A group of marine biologists in the Philippines have unearthed a startling new discovery. The above pictured Halimaw Sa Dagat, or Monster of the Sea, was found in ocean depths immediately surrounding the island in the South China Sea.
The creature most closely related to the eel family was not found alive, but it’s proximity to nearby feeding areas suggests that there are potentially a vast number of these lurking beneath the surface.
Poor fishing conditions and rebel pirate activity has rendered this area mostly uncharted by local scientists. It has only been since recent catastrophic weather events that the marine biologists feel they can safely continue their practice of discovery and observation of local ecosystems.
“It’s amazing what is swimming in these waters, right underneath our noses,” Dr. Pad Mee explains, “this discovery may provide the missing link between eel, dragon and sea serpent.”
Critics are skeptical of the discovery, citing evolutionary evidence to the contrary of such a creature existing. Luckily, Dr. Mee and her team of scientists have an entire myriad of genus examples that defy the evolutionary odds in similar ways of the Halimaw.
“Many species within the animal kingdom that were once hailed as mythological creatures, have been shown to be direct descendants or ancestors to current and well accepted species,” she explains, “take the archeoraptor for example. Many people to this day think that dinosaurs are mythological creatures, even though there are animals linking fossil evidence to modern-day birds. That’s a huge leap in the evolutionary record, and sets the precedent for discoveries such as what we’re speaking of today.”
The case is only made stronger when ancient maps and depictions of these kinds of creatures have been found all over the world.
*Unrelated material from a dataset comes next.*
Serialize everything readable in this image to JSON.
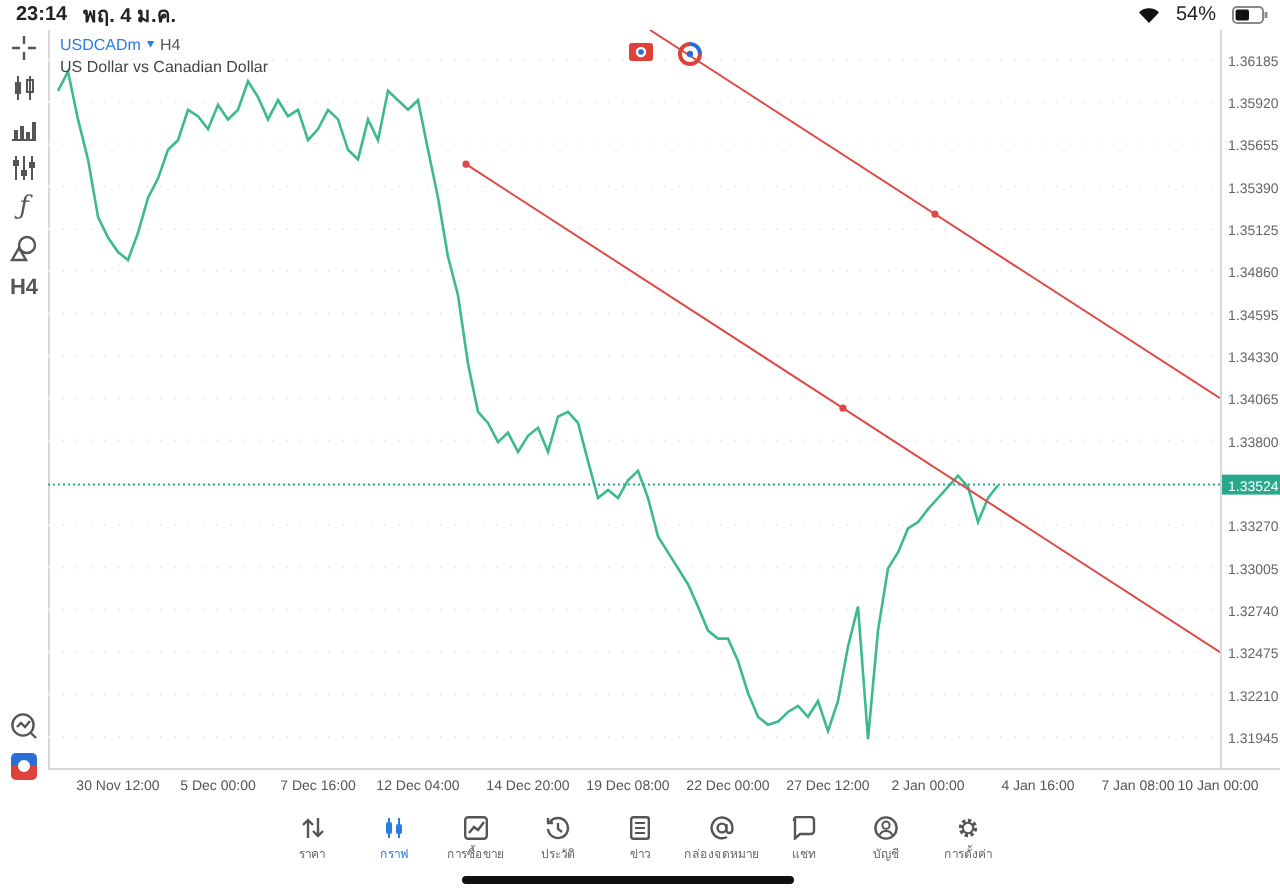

Dr. Mee is currently working with DNA experts to correctly classify the animal, although the Filipino pronunciation “Halimaw Sa Dagat” will likely remain the scientific name. There are 4 more expeditions planned in the area over the next 6 weeks. One will include an unmanned submarine, donated by the United States, to continually videotape deep near the ocean floor. The marine biologists involved hope to capture one of these magnificent beasts alive and interacting in their natural habitat.
Until that expedition, there are giant nets set up in the immediate vicinity to catch any family that may have been traveling with the lone serpent. Nets are emptied twice daily, to fully optimize chances of catching a Halimaw Sa Dagat alive.